cover of Cinderella is Dead by Kalynn Bayron (AOC) (LGBTQI+)

Cinderella is Dead by Kalynn Bayron

Cinderella’s story is often held as the fairy tale romance, giving every female the chance to shine and catch the eye of her Prince Charming. Two hundred years later, Cinderella is dead, and the legacy that remains is built on a heteropatriarchal monarchy that allows the men all the rights and the women all of the pain. Sophia doesn’t want any of this. So, she runs and finds herself in Cinderella’s mausoleum. Here, she meets Constance, the last descendant of Cinderella, who knows more about the history of Cinderella and especially how twisted it has become. Together, they are going to take down the monarchy and show the world what a real fairy tale ending is all about.

cover of Skin of the Sea by Natasha Bowen (AOC)

Skin of the Sea by Natasha Bowen

A blend of Yoruba/West African mythology and mermaid fairy tales. The Mami Wata are sort of like mermaids but attached to the passage of souls — but only those who die at sea. Simi is one of them, though she doesn’t quite remember how she became.
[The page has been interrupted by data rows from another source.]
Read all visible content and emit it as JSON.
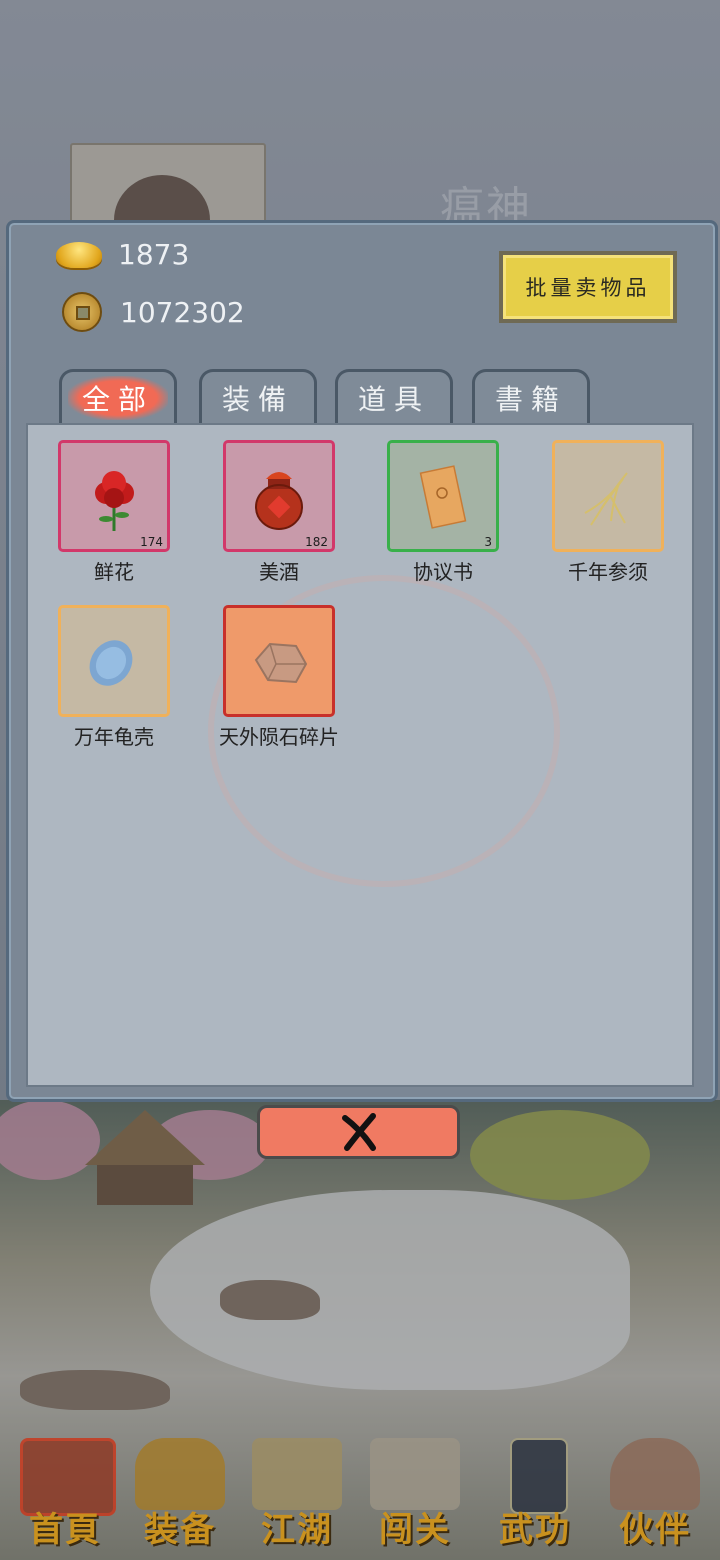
{
  "background": {
    "character_name": "瘟神"
  },
  "resources": {
    "gold": "1873",
    "copper": "1072302"
  },
  "sell_button": "批量卖物品",
  "tabs": [
    {
      "label": "全部",
      "active": true
    },
    {
      "label": "装備",
      "active": false
    },
    {
      "label": "道具",
      "active": false
    },
    {
      "label": "書籍",
      "active": false
    }
  ],
  "items": [
    {
      "name": "鲜花",
      "count": "174",
      "icon": "rose-icon",
      "rarity_color": "#d2386a",
      "slot_bg": "#c89aaa"
    },
    {
      "name": "美酒",
      "count": "182",
      "icon": "wine-jar-icon",
      "rarity_color": "#d2386a",
      "slot_bg": "#c89aaa"
    },
    {
      "name": "协议书",
      "count": "3",
      "icon": "scroll-icon",
      "rarity_color": "#39b04a",
      "slot_bg": "#a4b3a5"
    },
    {
      "name": "千年参须",
      "count": "",
      "icon": "ginseng-icon",
      "rarity_color": "#f0b15a",
      "slot_bg": "#c5b9a4"
    },
    {
      "name": "万年龟壳",
      "count": "",
      "icon": "turtle-shell-icon",
      "rarity_color": "#f0b15a",
      "slot_bg": "#c5b9a4"
    },
    {
      "name": "天外陨石碎片",
      "count": "",
      "icon": "meteorite-icon",
      "rarity_color": "#c8302a",
      "slot_bg": "#ef9a6a"
    }
  ],
  "close_button": "close-icon",
  "nav": [
    {
      "label": "首頁",
      "icon": "home-icon"
    },
    {
      "label": "装备",
      "icon": "armor-icon"
    },
    {
      "label": "江湖",
      "icon": "map-scroll-icon"
    },
    {
      "label": "闯关",
      "icon": "crossed-swords-icon"
    },
    {
      "label": "武功",
      "icon": "martial-book-icon"
    },
    {
      "label": "伙伴",
      "icon": "partners-icon"
    }
  ]
}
When she sees a live boy thrown overboard, Simi unintentionally starts a revolution of the Old Ways and the relationship between gods and mortals. Bowen does not shy away from the discussion of slaves and their horrible treatment on many journeys across the seas and away from home.

Fairy tale retellings are always popular, and Anne Mai Yee Jansen has more to share here.

Mythpunk Books Inspired by Asian Magic

cover of The Very Unfortunate Wish of Melony Yoshimura by Waka T. Brown (AOC)

The Very Unfortunate Wish of Melony Yoshimura by Waka T. Brown

Melony Yoshimura’s parents have always been overprotective. To reinforce their own fears, they would often tell Melony stories about the Amanjaku, a demon spirit who preyed on small children in Japan. But it means nothing to Melony, who sees it all as restrictive and suffocating. On her 12th birthday, Melony wishes for freedom and adventure, and the Amanjaku appears and promises to grant her wish. But Melony wasn’t aware of the price. She slowly realises that she is giving up her life to the Amanjaku and now must fight to take it all back. This is a great middle grade book that addresses the divide between old folklore and post-modern norms.

cover of A Magic Steeped in Poison by Judy I. Lin (AOC)

A Magic Steeped in Poison by Judy I. Lin

Everyone knows there is great magic in a good cup of tea for those who know how to wield it. Ning thought she did, but her mistake killed her mother, and now threatens to do the same to her sister. Ning believes her only chance is to compete with the masters of the ancient art of tea-making and win a favour from the princess. Steeped in Chinese mythology and the traditional art of tea brewing, this story adds a dash of punk to its hero. Ning’s path must blend traditional ways with her more contemporary views.

Fans of Asia-inspired fantasy books will rejoice with Rey’s list of 12 more books here.

There are many more opportunities to explore mythpunk books over the coming months. Keep an eye out for Gwen & Art Are Not In Love by Lex Croucher, shaking up the Arthurian legend with an honest queer perspective, thus changing the course of history. It’s due to be released on November 28, 2023, and I am absolutely here for a medieval rom-com with a happy ending!